  16. 16. Core Takeaways – Saga Games ● Focus on level design (variety and challenge) ● Build multiple progression models for hardcore players ● Use just-in-time purchases as player- controlled DDA
  17. 17. Social Multiplayer ● “Grind” Multiplayer ● Anyone can advance given enough time. ● Progression is a core system, but it’s more strategic than challenge based. ● Multiplayer play is asynchronous, but rich. ● Game example: Clash of Clans
  18. 18. Social Multiplayer Incentives ● Players are trying to build and protect their advancement. ● Mostly an individual advancement rather than a progress map ● Teams work together to achieve. ● Teams have rivals and want to hurt them.
  19. 19. Multiple Advancement Vectors
  20. 20. Multiple Advancement Vectors
  21. 21. Multiple Advancement Vectors
  22. 22. Time Gating
  23. 23. Time Gating
  24. 24. Clan Responsibilities
  25. 25. Clan Responsibilities
  26. 26. Clan Responsibilities
  27. 27. Clan “Responsibilities”
  28. 28. Core Takeaways – Grind Games ● Time planning needs to be balanced carefully for all attributes ● Incentives for players to collaborate need to be complex but understandable. ● Revenge structures motivate resource expenditure.
  29. 29. Hardcore Multiplayer ● “Skilled” Multiplayer ● Players advance based on how well they play. ● These games are strategically deep and difficult to master. ● Multiplayer play is synchronous and involved. ● Game example: League of Legends
  30. 30. Hardcore Multiplayer Incentives ● Players want to demonstrate their skill. ● Money cannot trump skill. ● Players specialize and define themselves in relation to the game’s mechanics in idiosyncratic ways. ● Groups of players want to play at the same level.
  31. 31. Deep Core Skill-Based Play
  32. 32. Deep Core Skill-Based Play
  33. 33. Gates on Advanced Play
  34. 34. Vanity Items for Personalization
  35. 35. Team Play Optimization
  36. 36. Team Play Optimization
  37. 37. Core Takeaways – Hardcore ● Monetization gets players to an even field to compete. ● Dedicated players take deep pride in play and will personalize. ● Team incentives create pressure to keep up with each other and thus spend.
  38. 38. Common Lessons ● Make a complete, but sub-optimal, experience for casual users.
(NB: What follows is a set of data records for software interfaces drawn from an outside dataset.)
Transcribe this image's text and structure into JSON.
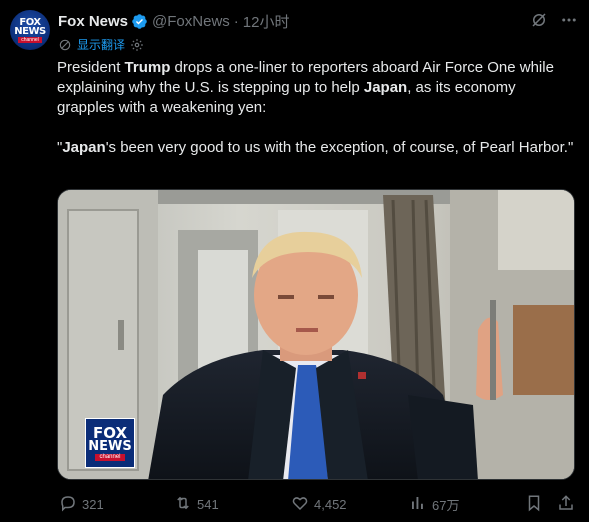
{
  "tweet": {
    "author_name": "Fox News",
    "handle": "@FoxNews",
    "separator": "·",
    "time": "12小时",
    "translate_label": "显示翻译",
    "text": {
      "p1_a": "President ",
      "p1_b": "Trump",
      "p1_c": " drops a one-liner to reporters aboard Air Force One while explaining why the U.S. is stepping up to help ",
      "p1_d": "Japan",
      "p1_e": ", as its economy grapples with a weakening yen:",
      "p2_a": "\"",
      "p2_b": "Japan",
      "p2_c": "'s been very good to us with the exception, of course, of Pearl Harbor.\""
    }
  },
  "avatar": {
    "line1": "FOX",
    "line2": "NEWS",
    "line3": "channel"
  },
  "media_logo": {
    "line1": "FOX",
    "line2": "NEWS",
    "line3": "channel"
  },
  "actions": {
    "replies": "321",
    "reposts": "541",
    "likes": "4,452",
    "views": "67万"
  },
  "colors": {
    "accent": "#1d9bf0",
    "muted": "#71767b",
    "text": "#e7e9ea",
    "background": "#000000",
    "fox_red": "#c8102e",
    "fox_blue": "#0b2d78"
  },
  "icons": [
    "verified-badge-icon",
    "grok-icon",
    "more-icon",
    "translate-icon",
    "settings-icon",
    "reply-icon",
    "repost-icon",
    "like-icon",
    "views-icon",
    "bookmark-icon",
    "share-icon"
  ]
}
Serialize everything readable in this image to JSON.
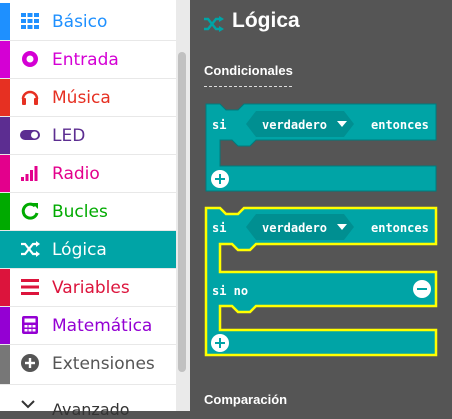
{
  "sidebar": {
    "items": [
      {
        "label": "Básico",
        "color": "#1e90ff",
        "icon": "grid-icon"
      },
      {
        "label": "Entrada",
        "color": "#d400d4",
        "icon": "target-icon"
      },
      {
        "label": "Música",
        "color": "#e63022",
        "icon": "headphones-icon"
      },
      {
        "label": "LED",
        "color": "#5c2d91",
        "icon": "toggle-icon"
      },
      {
        "label": "Radio",
        "color": "#e3008c",
        "icon": "signal-bars-icon"
      },
      {
        "label": "Bucles",
        "color": "#00aa00",
        "icon": "loop-arrow-icon"
      },
      {
        "label": "Lógica",
        "color": "#00a4a6",
        "icon": "shuffle-icon"
      },
      {
        "label": "Variables",
        "color": "#dc143c",
        "icon": "list-icon"
      },
      {
        "label": "Matemática",
        "color": "#9400d3",
        "icon": "calculator-icon"
      },
      {
        "label": "Extensiones",
        "color": "#777777",
        "icon": "plus-circle-icon"
      }
    ],
    "selected_index": 6,
    "bottom_item": "Avanzado"
  },
  "flyout": {
    "title": "Lógica",
    "sections": [
      "Condicionales",
      "Comparación"
    ],
    "blocks": [
      {
        "if_keyword": "si",
        "condition": "verdadero",
        "then_keyword": "entonces"
      },
      {
        "if_keyword": "si",
        "condition": "verdadero",
        "then_keyword": "entonces",
        "else_keyword": "si no"
      }
    ]
  },
  "colors": {
    "logic": "#00a4a6",
    "highlight": "#ffff00",
    "flyout_bg": "#555555"
  }
}
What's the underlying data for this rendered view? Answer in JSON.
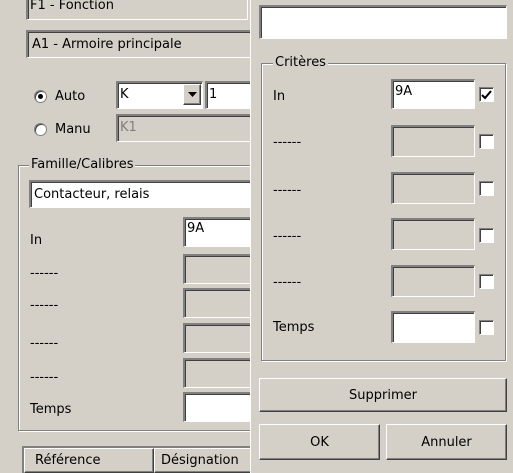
{
  "left": {
    "fonction_value": "F1 - Fonction",
    "armoire_value": "A1 - Armoire principale",
    "auto_label": "Auto",
    "manu_label": "Manu",
    "auto_select": "K",
    "auto_number": "1",
    "manu_value": "K1",
    "famille": {
      "title": "Famille/Calibres",
      "type_value": "Contacteur, relais",
      "in_label": "In",
      "in_value": "9A",
      "dash1": "------",
      "dash2": "------",
      "dash3": "------",
      "dash4": "------",
      "temps_label": "Temps"
    },
    "table_headers": [
      "Référence",
      "Désignation"
    ]
  },
  "right": {
    "criteres": {
      "title": "Critères",
      "in_label": "In",
      "in_value": "9A",
      "in_checked": true,
      "dash1": "------",
      "dash2": "------",
      "dash3": "------",
      "dash4": "------",
      "temps_label": "Temps"
    },
    "supprimer_label": "Supprimer",
    "ok_label": "OK",
    "annuler_label": "Annuler"
  }
}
Keep them in. ● Explore your mechanics for hardcore motivations and monetize those. ● Understand your audiences community to figure out how status and teamwork manifest.
  39. 39. Common Lessons ● Make a complete, but sub-optimal, experience for casual users. Keep them in. ● Explore your mechanics for hardcore motivations and monetize those. ● Multiple vectors of achievement make completion both harder and more interesting.
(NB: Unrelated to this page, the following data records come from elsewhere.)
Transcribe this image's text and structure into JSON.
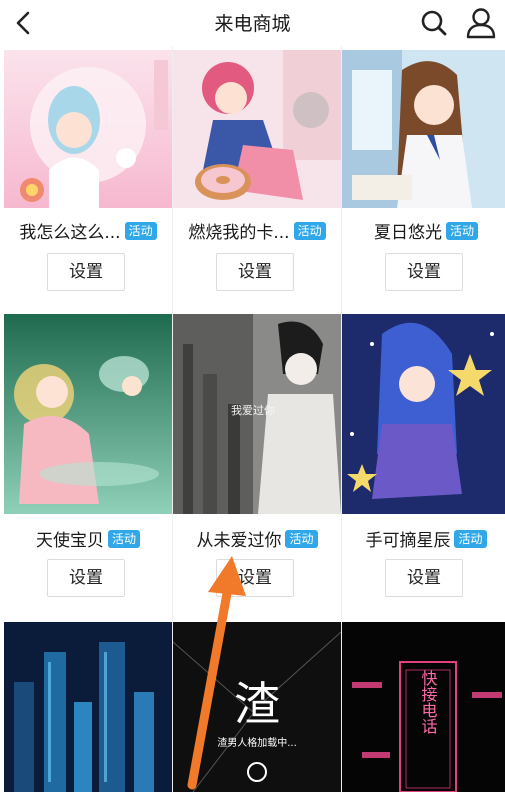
{
  "header": {
    "title": "来电商城"
  },
  "items": [
    {
      "name": "我怎么这么...",
      "badge": "活动",
      "button": "设置"
    },
    {
      "name": "燃烧我的卡...",
      "badge": "活动",
      "button": "设置"
    },
    {
      "name": "夏日悠光",
      "badge": "活动",
      "button": "设置"
    },
    {
      "name": "天使宝贝",
      "badge": "活动",
      "button": "设置"
    },
    {
      "name": "从未爱过你",
      "badge": "活动",
      "button": "设置"
    },
    {
      "name": "手可摘星辰",
      "badge": "活动",
      "button": "设置"
    }
  ],
  "thumb_text": {
    "item5_overlay": "我爱过你",
    "item8_big": "渣",
    "item8_sub": "渣男人格加载中...",
    "item9_vertical": "快接电话"
  },
  "colors": {
    "badge": "#2fa7e8",
    "arrow": "#f07a2a"
  }
}
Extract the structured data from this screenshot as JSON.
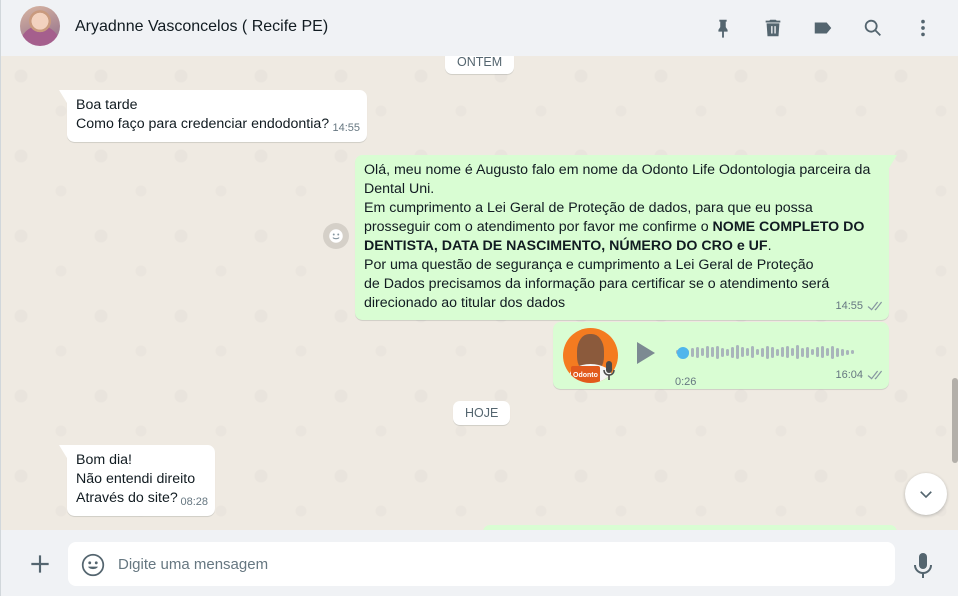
{
  "header": {
    "contact_name": "Aryadnne Vasconcelos ( Recife PE)",
    "icons": [
      "pin-icon",
      "trash-icon",
      "label-icon",
      "search-icon",
      "menu-icon"
    ]
  },
  "chat": {
    "date_yesterday": "ONTEM",
    "date_today": "HOJE",
    "msg1": {
      "lines": [
        "Boa tarde",
        "Como faço para credenciar endodontia?"
      ],
      "time": "14:55"
    },
    "msg2": {
      "p1": "Olá, meu nome é Augusto  falo em nome da Odonto Life Odontologia parceira da Dental Uni.",
      "p2_plain": "Em cumprimento a Lei Geral de Proteção de dados, para que eu possa prosseguir com o atendimento por favor me confirme o ",
      "p2_bold": "NOME COMPLETO DO DENTISTA, DATA DE NASCIMENTO, NÚMERO DO CRO e UF",
      "p2_end": ".",
      "p3": "Por uma questão de segurança e cumprimento a Lei Geral de Proteção de Dados precisamos da informação para certificar se o atendimento será direcionado ao titular dos dados",
      "time": "14:55",
      "status": "read"
    },
    "audio": {
      "brand_text": "Odonto",
      "duration": "0:26",
      "time": "16:04",
      "progress": 0
    },
    "msg3": {
      "lines": [
        "Bom dia!",
        "Não entendi direito",
        "Através do site?"
      ],
      "time": "08:28"
    }
  },
  "footer": {
    "placeholder": "Digite uma mensagem",
    "value": ""
  },
  "colors": {
    "incoming_bubble": "#ffffff",
    "outgoing_bubble": "#d9fdd3",
    "chat_background": "#efeae2",
    "panel": "#f0f2f5",
    "audio_accent": "#4fb6ec"
  }
}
  40. 40. Common Lessons ● Leverage the social community that your game creates through its incentives. ● Collaboration and gifting ● Competition and rivalry
  41. 41. Thank You Nick Fortugno Playmatics